··· Exercise inputs

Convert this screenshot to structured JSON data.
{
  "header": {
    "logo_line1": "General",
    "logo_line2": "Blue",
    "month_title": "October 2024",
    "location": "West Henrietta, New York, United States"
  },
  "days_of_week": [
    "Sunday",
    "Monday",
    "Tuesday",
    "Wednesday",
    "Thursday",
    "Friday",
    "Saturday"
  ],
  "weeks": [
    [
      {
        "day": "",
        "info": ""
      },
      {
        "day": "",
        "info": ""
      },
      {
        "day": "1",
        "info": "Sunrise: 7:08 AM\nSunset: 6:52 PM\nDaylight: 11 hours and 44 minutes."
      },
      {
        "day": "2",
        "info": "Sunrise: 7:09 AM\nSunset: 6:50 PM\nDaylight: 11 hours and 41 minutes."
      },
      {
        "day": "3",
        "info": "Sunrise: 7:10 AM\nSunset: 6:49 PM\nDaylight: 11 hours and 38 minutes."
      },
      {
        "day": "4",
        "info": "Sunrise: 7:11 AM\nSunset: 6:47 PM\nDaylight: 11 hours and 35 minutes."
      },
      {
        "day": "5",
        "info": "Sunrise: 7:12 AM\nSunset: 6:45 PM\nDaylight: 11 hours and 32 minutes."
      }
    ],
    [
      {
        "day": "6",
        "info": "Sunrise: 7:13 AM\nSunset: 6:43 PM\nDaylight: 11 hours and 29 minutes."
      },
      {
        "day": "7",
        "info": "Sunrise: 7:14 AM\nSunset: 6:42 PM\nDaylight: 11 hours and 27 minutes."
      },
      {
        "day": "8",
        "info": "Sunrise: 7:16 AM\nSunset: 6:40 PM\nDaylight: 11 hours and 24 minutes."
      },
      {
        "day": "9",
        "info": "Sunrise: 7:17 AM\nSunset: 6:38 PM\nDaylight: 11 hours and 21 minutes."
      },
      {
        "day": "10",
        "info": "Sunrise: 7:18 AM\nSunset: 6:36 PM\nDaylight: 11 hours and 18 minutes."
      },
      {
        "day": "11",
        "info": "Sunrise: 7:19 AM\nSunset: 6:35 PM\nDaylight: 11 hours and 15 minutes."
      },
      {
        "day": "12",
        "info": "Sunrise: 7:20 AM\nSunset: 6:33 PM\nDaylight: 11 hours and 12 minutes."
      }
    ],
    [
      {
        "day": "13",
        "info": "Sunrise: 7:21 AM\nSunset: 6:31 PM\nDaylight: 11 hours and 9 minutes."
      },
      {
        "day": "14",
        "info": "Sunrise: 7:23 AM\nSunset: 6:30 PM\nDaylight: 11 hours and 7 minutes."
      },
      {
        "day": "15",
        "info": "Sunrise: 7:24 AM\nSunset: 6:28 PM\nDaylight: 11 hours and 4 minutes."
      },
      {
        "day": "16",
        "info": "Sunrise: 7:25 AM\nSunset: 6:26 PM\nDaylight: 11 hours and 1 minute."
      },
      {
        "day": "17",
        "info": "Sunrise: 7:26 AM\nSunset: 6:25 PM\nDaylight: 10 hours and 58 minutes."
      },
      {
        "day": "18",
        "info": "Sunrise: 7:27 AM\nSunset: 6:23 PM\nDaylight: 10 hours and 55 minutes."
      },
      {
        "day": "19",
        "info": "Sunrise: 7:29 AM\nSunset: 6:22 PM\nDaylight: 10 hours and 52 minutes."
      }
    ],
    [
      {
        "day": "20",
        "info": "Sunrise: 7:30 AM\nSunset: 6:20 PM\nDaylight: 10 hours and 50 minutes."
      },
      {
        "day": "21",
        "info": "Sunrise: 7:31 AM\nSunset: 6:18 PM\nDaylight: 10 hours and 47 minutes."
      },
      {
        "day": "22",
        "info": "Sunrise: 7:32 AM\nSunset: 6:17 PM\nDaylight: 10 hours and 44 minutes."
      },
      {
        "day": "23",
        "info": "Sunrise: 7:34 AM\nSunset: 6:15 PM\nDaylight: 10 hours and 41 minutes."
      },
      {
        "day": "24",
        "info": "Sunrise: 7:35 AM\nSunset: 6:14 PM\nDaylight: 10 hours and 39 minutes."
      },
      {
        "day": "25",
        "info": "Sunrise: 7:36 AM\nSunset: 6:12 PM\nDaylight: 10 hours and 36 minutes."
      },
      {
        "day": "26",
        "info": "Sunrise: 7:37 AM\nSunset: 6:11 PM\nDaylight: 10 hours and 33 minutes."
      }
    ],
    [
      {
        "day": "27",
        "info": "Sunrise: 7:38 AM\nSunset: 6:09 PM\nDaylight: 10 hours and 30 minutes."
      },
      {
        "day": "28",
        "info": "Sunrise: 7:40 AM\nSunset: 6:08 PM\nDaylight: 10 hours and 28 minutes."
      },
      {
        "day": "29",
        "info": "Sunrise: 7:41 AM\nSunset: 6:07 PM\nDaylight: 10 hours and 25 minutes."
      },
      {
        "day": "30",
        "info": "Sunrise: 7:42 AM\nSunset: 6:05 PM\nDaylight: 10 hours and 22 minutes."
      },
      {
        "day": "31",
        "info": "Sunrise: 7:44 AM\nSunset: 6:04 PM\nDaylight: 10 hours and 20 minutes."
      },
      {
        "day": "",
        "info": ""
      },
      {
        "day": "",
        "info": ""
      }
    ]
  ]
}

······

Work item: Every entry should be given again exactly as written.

Solution to this exercise:
Convert this screenshot to structured JSON data.
{
  "header": {
    "logo_line1": "General",
    "logo_line2": "Blue",
    "month_title": "October 2024",
    "location": "West Henrietta, New York, United States"
  },
  "days_of_week": [
    "Sunday",
    "Monday",
    "Tuesday",
    "Wednesday",
    "Thursday",
    "Friday",
    "Saturday"
  ],
  "weeks": [
    [
      {
        "day": "",
        "info": ""
      },
      {
        "day": "",
        "info": ""
      },
      {
        "day": "1",
        "info": "Sunrise: 7:08 AM\nSunset: 6:52 PM\nDaylight: 11 hours and 44 minutes."
      },
      {
        "day": "2",
        "info": "Sunrise: 7:09 AM\nSunset: 6:50 PM\nDaylight: 11 hours and 41 minutes."
      },
      {
        "day": "3",
        "info": "Sunrise: 7:10 AM\nSunset: 6:49 PM\nDaylight: 11 hours and 38 minutes."
      },
      {
        "day": "4",
        "info": "Sunrise: 7:11 AM\nSunset: 6:47 PM\nDaylight: 11 hours and 35 minutes."
      },
      {
        "day": "5",
        "info": "Sunrise: 7:12 AM\nSunset: 6:45 PM\nDaylight: 11 hours and 32 minutes."
      }
    ],
    [
      {
        "day": "6",
        "info": "Sunrise: 7:13 AM\nSunset: 6:43 PM\nDaylight: 11 hours and 29 minutes."
      },
      {
        "day": "7",
        "info": "Sunrise: 7:14 AM\nSunset: 6:42 PM\nDaylight: 11 hours and 27 minutes."
      },
      {
        "day": "8",
        "info": "Sunrise: 7:16 AM\nSunset: 6:40 PM\nDaylight: 11 hours and 24 minutes."
      },
      {
        "day": "9",
        "info": "Sunrise: 7:17 AM\nSunset: 6:38 PM\nDaylight: 11 hours and 21 minutes."
      },
      {
        "day": "10",
        "info": "Sunrise: 7:18 AM\nSunset: 6:36 PM\nDaylight: 11 hours and 18 minutes."
      },
      {
        "day": "11",
        "info": "Sunrise: 7:19 AM\nSunset: 6:35 PM\nDaylight: 11 hours and 15 minutes."
      },
      {
        "day": "12",
        "info": "Sunrise: 7:20 AM\nSunset: 6:33 PM\nDaylight: 11 hours and 12 minutes."
      }
    ],
    [
      {
        "day": "13",
        "info": "Sunrise: 7:21 AM\nSunset: 6:31 PM\nDaylight: 11 hours and 9 minutes."
      },
      {
        "day": "14",
        "info": "Sunrise: 7:23 AM\nSunset: 6:30 PM\nDaylight: 11 hours and 7 minutes."
      },
      {
        "day": "15",
        "info": "Sunrise: 7:24 AM\nSunset: 6:28 PM\nDaylight: 11 hours and 4 minutes."
      },
      {
        "day": "16",
        "info": "Sunrise: 7:25 AM\nSunset: 6:26 PM\nDaylight: 11 hours and 1 minute."
      },
      {
        "day": "17",
        "info": "Sunrise: 7:26 AM\nSunset: 6:25 PM\nDaylight: 10 hours and 58 minutes."
      },
      {
        "day": "18",
        "info": "Sunrise: 7:27 AM\nSunset: 6:23 PM\nDaylight: 10 hours and 55 minutes."
      },
      {
        "day": "19",
        "info": "Sunrise: 7:29 AM\nSunset: 6:22 PM\nDaylight: 10 hours and 52 minutes."
      }
    ],
    [
      {
        "day": "20",
        "info": "Sunrise: 7:30 AM\nSunset: 6:20 PM\nDaylight: 10 hours and 50 minutes."
      },
      {
        "day": "21",
        "info": "Sunrise: 7:31 AM\nSunset: 6:18 PM\nDaylight: 10 hours and 47 minutes."
      },
      {
        "day": "22",
        "info": "Sunrise: 7:32 AM\nSunset: 6:17 PM\nDaylight: 10 hours and 44 minutes."
      },
      {
        "day": "23",
        "info": "Sunrise: 7:34 AM\nSunset: 6:15 PM\nDaylight: 10 hours and 41 minutes."
      },
      {
        "day": "24",
        "info": "Sunrise: 7:35 AM\nSunset: 6:14 PM\nDaylight: 10 hours and 39 minutes."
      },
      {
        "day": "25",
        "info": "Sunrise: 7:36 AM\nSunset: 6:12 PM\nDaylight: 10 hours and 36 minutes."
      },
      {
        "day": "26",
        "info": "Sunrise: 7:37 AM\nSunset: 6:11 PM\nDaylight: 10 hours and 33 minutes."
      }
    ],
    [
      {
        "day": "27",
        "info": "Sunrise: 7:38 AM\nSunset: 6:09 PM\nDaylight: 10 hours and 30 minutes."
      },
      {
        "day": "28",
        "info": "Sunrise: 7:40 AM\nSunset: 6:08 PM\nDaylight: 10 hours and 28 minutes."
      },
      {
        "day": "29",
        "info": "Sunrise: 7:41 AM\nSunset: 6:07 PM\nDaylight: 10 hours and 25 minutes."
      },
      {
        "day": "30",
        "info": "Sunrise: 7:42 AM\nSunset: 6:05 PM\nDaylight: 10 hours and 22 minutes."
      },
      {
        "day": "31",
        "info": "Sunrise: 7:44 AM\nSunset: 6:04 PM\nDaylight: 10 hours and 20 minutes."
      },
      {
        "day": "",
        "info": ""
      },
      {
        "day": "",
        "info": ""
      }
    ]
  ]
}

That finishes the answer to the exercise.